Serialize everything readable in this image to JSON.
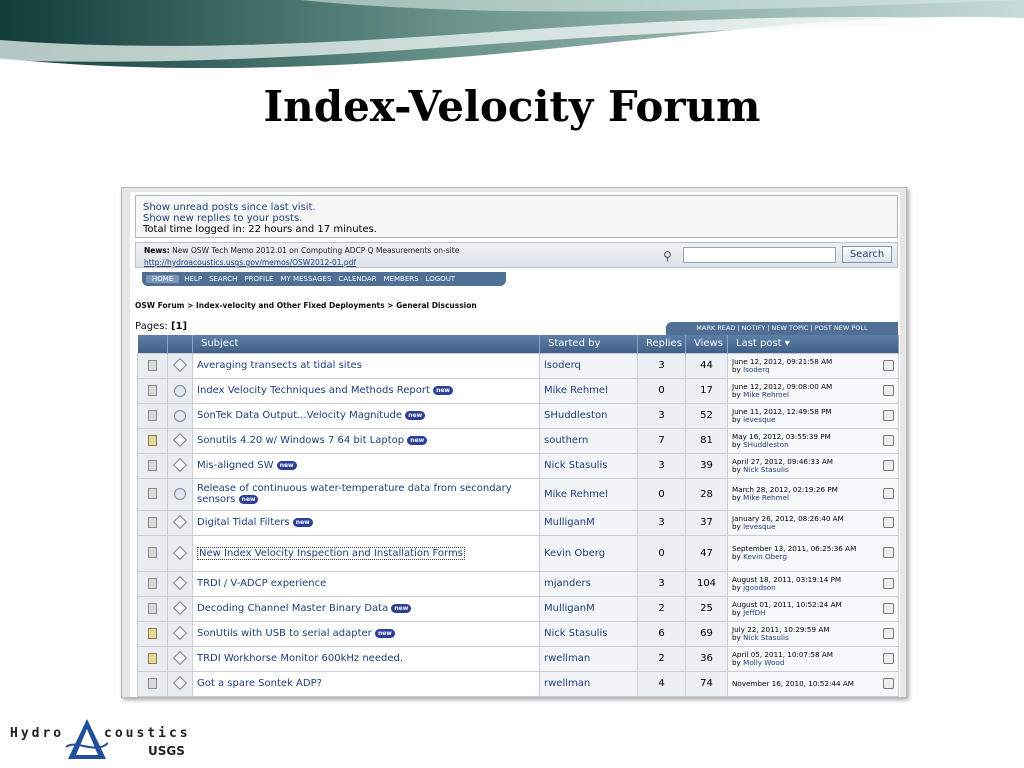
{
  "slide": {
    "title": "Index-Velocity Forum"
  },
  "userbox": {
    "line1": "Show unread posts since last visit.",
    "line2": "Show new replies to your posts.",
    "line3": "Total time logged in: 22 hours and 17 minutes."
  },
  "news": {
    "label": "News:",
    "text": "New OSW Tech Memo 2012.01 on Computing ADCP Q Measurements on-site",
    "link": "http://hydroacoustics.usgs.gov/memos/OSW2012-01.pdf"
  },
  "search": {
    "placeholder": "",
    "button": "Search"
  },
  "menu": [
    "HOME",
    "HELP",
    "SEARCH",
    "PROFILE",
    "MY MESSAGES",
    "CALENDAR",
    "MEMBERS",
    "LOGOUT"
  ],
  "breadcrumb": "OSW Forum > Index-velocity and Other Fixed Deployments > General Discussion",
  "pages": {
    "label": "Pages:",
    "current": "[1]"
  },
  "actions": "MARK READ | NOTIFY | NEW TOPIC | POST NEW POLL",
  "columns": {
    "subject": "Subject",
    "started": "Started by",
    "replies": "Replies",
    "views": "Views",
    "last": "Last post"
  },
  "new_badge": "new",
  "topics": [
    {
      "subject": "Averaging transects at tidal sites",
      "new": false,
      "started": "lsoderq",
      "replies": "3",
      "views": "44",
      "date": "June 12, 2012, 09:21:58 AM",
      "by": "lsoderq",
      "status": "diamond",
      "locked": false
    },
    {
      "subject": "Index Velocity Techniques and Methods Report",
      "new": true,
      "started": "Mike Rehmel",
      "replies": "0",
      "views": "17",
      "date": "June 12, 2012, 09:08:00 AM",
      "by": "Mike Rehmel",
      "status": "circle",
      "locked": false
    },
    {
      "subject": "SonTek Data Output...Velocity Magnitude",
      "new": true,
      "started": "SHuddleston",
      "replies": "3",
      "views": "52",
      "date": "June 11, 2012, 12:49:58 PM",
      "by": "levesque",
      "status": "circle",
      "locked": false
    },
    {
      "subject": "Sonutils 4.20 w/ Windows 7 64 bit Laptop",
      "new": true,
      "started": "southern",
      "replies": "7",
      "views": "81",
      "date": "May 16, 2012, 03:55:39 PM",
      "by": "SHuddleston",
      "status": "diamond",
      "locked": true
    },
    {
      "subject": "Mis-aligned SW",
      "new": true,
      "started": "Nick Stasulis",
      "replies": "3",
      "views": "39",
      "date": "April 27, 2012, 09:46:33 AM",
      "by": "Nick Stasulis",
      "status": "diamond",
      "locked": false
    },
    {
      "subject": "Release of continuous water-temperature data from secondary sensors",
      "new": true,
      "started": "Mike Rehmel",
      "replies": "0",
      "views": "28",
      "date": "March 28, 2012, 02:19:26 PM",
      "by": "Mike Rehmel",
      "status": "circle",
      "locked": false
    },
    {
      "subject": "Digital Tidal Filters",
      "new": true,
      "started": "MulliganM",
      "replies": "3",
      "views": "37",
      "date": "January 26, 2012, 08:26:40 AM",
      "by": "levesque",
      "status": "diamond",
      "locked": false
    },
    {
      "subject": "New Index Velocity Inspection and Installation Forms",
      "new": false,
      "started": "Kevin Oberg",
      "replies": "0",
      "views": "47",
      "date": "September 13, 2011, 06:25:36 AM",
      "by": "Kevin Oberg",
      "status": "diamond",
      "locked": false
    },
    {
      "subject": "TRDI / V-ADCP experience",
      "new": false,
      "started": "mjanders",
      "replies": "3",
      "views": "104",
      "date": "August 18, 2011, 03:19:14 PM",
      "by": "jgoodson",
      "status": "diamond",
      "locked": false
    },
    {
      "subject": "Decoding Channel Master Binary Data",
      "new": true,
      "started": "MulliganM",
      "replies": "2",
      "views": "25",
      "date": "August 01, 2011, 10:52:24 AM",
      "by": "JeffDH",
      "status": "diamond",
      "locked": false
    },
    {
      "subject": "SonUtils with USB to serial adapter",
      "new": true,
      "started": "Nick Stasulis",
      "replies": "6",
      "views": "69",
      "date": "July 22, 2011, 10:29:59 AM",
      "by": "Nick Stasulis",
      "status": "diamond",
      "locked": true
    },
    {
      "subject": "TRDI Workhorse Monitor 600kHz needed.",
      "new": false,
      "started": "rwellman",
      "replies": "2",
      "views": "36",
      "date": "April 05, 2011, 10:07:58 AM",
      "by": "Molly Wood",
      "status": "diamond",
      "locked": true
    },
    {
      "subject": "Got a spare Sontek ADP?",
      "new": false,
      "started": "rwellman",
      "replies": "4",
      "views": "74",
      "date": "November 16, 2010, 10:52:44 AM",
      "by": "",
      "status": "diamond",
      "locked": false
    }
  ],
  "by_prefix": "by",
  "logo": {
    "word1": "Hydro",
    "word2": "coustics",
    "agency": "USGS"
  },
  "colors": {
    "header": "#4f6f95",
    "link": "#1f3f7a",
    "badge": "#2d3f9b"
  }
}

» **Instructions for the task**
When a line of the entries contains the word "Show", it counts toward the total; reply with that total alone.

» **Task output**
2